Novel Scottish dataset on maltreated children now able to be linked with health data.
Scotland has created a new dataset that combines information on children who have experienced abuse or neglect. The Edinburgh Child Protection dataset comprises all children referred to child protection paediatric services in Edinburgh City over a 20 year period and offers an unprecedented opportunity for research on child maltreatment. This equates to around 27,000 referrals for c.16,000 children (as children could receive multiple referrals).
Current administrative data on children who have been maltreated is difficult to access for research purposes, even in countries with well-developed administrative data infrastructures. As a result, research is often limited to those receiving services or removed from birth parents.
The data are pseudonymised and are securely stored within the DataLoch Service in South East Scotland so that only approved researchers can access them under tightly controlled conditions.
The data available include when children were referred, who referred them, the type of maltreatment, child demographics, medical assessments done, and outcomes of the referrals. Excitingly, data have had CHI numbers (the unique health identifier in Scotland) successfully added for 93% of children. This means that this dataset can be linked with a whole range of other health data both before and after the referral, such as hospital admissions, psychiatric hospital admissions; prescription records; antenatal records; the Cancer registry, and death records.
The potential for future research stemming from these linked data is enormous:
- What factors put children at risk of maltreatment or protect them from it?
- What healthcare did maltreated children receive before and after being referred to child protection services? This helps identify missed chances for earlier intervention.

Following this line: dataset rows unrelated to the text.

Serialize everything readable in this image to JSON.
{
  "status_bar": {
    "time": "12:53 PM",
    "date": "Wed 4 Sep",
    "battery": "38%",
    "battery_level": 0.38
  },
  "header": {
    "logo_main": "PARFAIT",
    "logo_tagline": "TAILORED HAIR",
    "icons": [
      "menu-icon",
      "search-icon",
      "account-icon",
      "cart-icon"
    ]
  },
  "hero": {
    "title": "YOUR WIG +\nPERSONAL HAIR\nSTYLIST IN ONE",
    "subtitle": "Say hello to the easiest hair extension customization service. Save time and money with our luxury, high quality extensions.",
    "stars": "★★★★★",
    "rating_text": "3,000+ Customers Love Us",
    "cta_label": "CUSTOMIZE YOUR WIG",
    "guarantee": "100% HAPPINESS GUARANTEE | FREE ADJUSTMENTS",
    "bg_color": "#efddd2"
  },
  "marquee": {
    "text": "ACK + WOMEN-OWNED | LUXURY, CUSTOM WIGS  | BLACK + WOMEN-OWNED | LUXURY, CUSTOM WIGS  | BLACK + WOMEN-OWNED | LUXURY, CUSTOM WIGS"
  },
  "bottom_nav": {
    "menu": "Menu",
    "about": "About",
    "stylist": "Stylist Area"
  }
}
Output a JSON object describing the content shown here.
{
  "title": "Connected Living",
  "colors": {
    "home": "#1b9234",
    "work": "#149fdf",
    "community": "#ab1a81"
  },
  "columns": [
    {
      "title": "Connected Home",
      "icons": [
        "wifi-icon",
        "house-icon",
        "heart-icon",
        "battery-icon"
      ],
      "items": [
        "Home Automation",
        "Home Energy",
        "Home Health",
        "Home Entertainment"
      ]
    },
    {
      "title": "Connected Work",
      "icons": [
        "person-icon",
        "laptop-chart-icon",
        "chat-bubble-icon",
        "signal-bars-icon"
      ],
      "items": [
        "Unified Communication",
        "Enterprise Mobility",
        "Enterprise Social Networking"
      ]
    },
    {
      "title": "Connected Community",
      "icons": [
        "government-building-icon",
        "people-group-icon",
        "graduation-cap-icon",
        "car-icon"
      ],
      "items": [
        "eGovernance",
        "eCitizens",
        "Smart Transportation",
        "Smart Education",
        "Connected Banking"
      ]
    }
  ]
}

- What is the impact of different types of maltreatment during sensitive periods of development, or for different genders?
- How have patterns of referral changed over the 20 years of data collection?
The records can also be linked from mother to child. This allows studying the effects of abuse and neglect across generations.
Dr. Louise Marryat, a researcher on the project to clean and archive these data, shared her enthusiasm about the research potential: ‘Ultimately, we hope that research using these newly archived data can provide important new evidence about risk and protective factors for maltreatment, as well as outcomes stemming from maltreatment and intervention. In turn, we hope that this will lead to interventions to reduce child maltreatment in Scotland and beyond, and better support for children and young people following maltreatment.’
This valuable dataset is available to approved researchers through DataLoch service in South-East Scotland: https://dataloch.org/.
For further information about these data, contact firstname.lastname@example.org.
Dr Louise Marryat, Baxter Fellow, School of Health Sciences, University of Dundee
Marryat, L., Stephen, J., Mok, J., Vincent, S. ., Kirk, C., Logie, L., Devaney, J. and Wood, R. . (2023) “Data Resource Profile: The Edinburgh Child Protection Dataset - a new linked administrative data source of children referred to Child Protection services in Edinburgh, Scotland”, International Journal of Population Data Science, 8(6). doi: 10.23889/ijpds.v8i6.2173.